Nestled among the small cities, villages, and abundance of little-known
tourist delights in Veracruz’ Los Tuxtlas holds one of the world’s oldest cigar-making areas.
The first tobacco plants arrived to Mexico in 1830
Along the Gulf of Mexico, situated among the small cities, villages, and an abundance of wild life, lies the mystic region of Los Tuxtlas, home of the San Andrés Valley and, it just so happens, Mexico’s cigar industry. The first tobacco plants arrived to San Andres in the 1830s and it is here that generations of tobacco farmers have reaped tobacco from the rich volcanic soil and carefully guided its journey to finished cigars. Only Cuba has an older commercial cigar making tradition than Mexico, though, it is believed that tobacco plants probably came from Mexico’s Yucatan peninsula, and was most likely first smoked by the continent’s earliest native inhabitants.
Tobacco was prohibited for many years; since the beginning of colonial regime, tobacco was viewed negatively for its links with indigenous ceremonies and rituals.
However, after many years of the government restrictions to which tobacco was subjected to, it broke through as a magical resource, and government restrictions were loosened too late and not enough to launch the Mexican cigar company to big time competition, but Mexico has created its own brand of cigars in the last decades.
The product has had mixed results here and there with traditional competitors like cuba; without a doubt habanos are renowned for the quality of their cigars, its design and scent, but the ones crafted in San Andrés Tuxtla are not left behind. The artisan process with which they are created lives on and is evident in the fields, in the tobacco houses, and San Andrés’ tobacco factories. A tour of the tobacco plantings is more than enough to realize the noble origin of the leaves, that once dried will be the raw material of the rolling. The climate of the region goes a long way in allowing the process used to make these local cigars, located in a small mountain range near the coast which enjoys special moisture.
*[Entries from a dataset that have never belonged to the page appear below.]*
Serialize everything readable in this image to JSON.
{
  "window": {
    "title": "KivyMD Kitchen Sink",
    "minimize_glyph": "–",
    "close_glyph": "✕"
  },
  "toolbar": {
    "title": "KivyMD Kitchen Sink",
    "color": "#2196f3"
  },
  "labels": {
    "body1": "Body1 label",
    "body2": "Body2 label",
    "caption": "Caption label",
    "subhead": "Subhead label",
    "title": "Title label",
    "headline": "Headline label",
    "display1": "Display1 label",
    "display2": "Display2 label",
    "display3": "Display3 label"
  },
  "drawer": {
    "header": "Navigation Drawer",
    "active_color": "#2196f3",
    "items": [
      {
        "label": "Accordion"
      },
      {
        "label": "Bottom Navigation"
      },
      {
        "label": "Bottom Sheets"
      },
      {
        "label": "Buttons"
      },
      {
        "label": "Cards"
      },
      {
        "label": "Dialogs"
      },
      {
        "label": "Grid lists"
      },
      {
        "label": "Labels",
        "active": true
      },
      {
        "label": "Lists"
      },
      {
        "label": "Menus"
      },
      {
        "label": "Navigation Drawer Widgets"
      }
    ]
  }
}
You’ll find tobacco houses, resembling large mansions in the middle of the field, sun-drenched, keeping leaf-braids separated to be used according to its color, size and shape. Visiting the factories, the places where the tobacco plant is transformed into cigars is an interesting experience. There is a personal touch within every piece and the final package of cigars, perfectly protected by wooden boxes and made to indulge in the experience of carefully breaking the seal enjoying a great quality San Andrés cigar.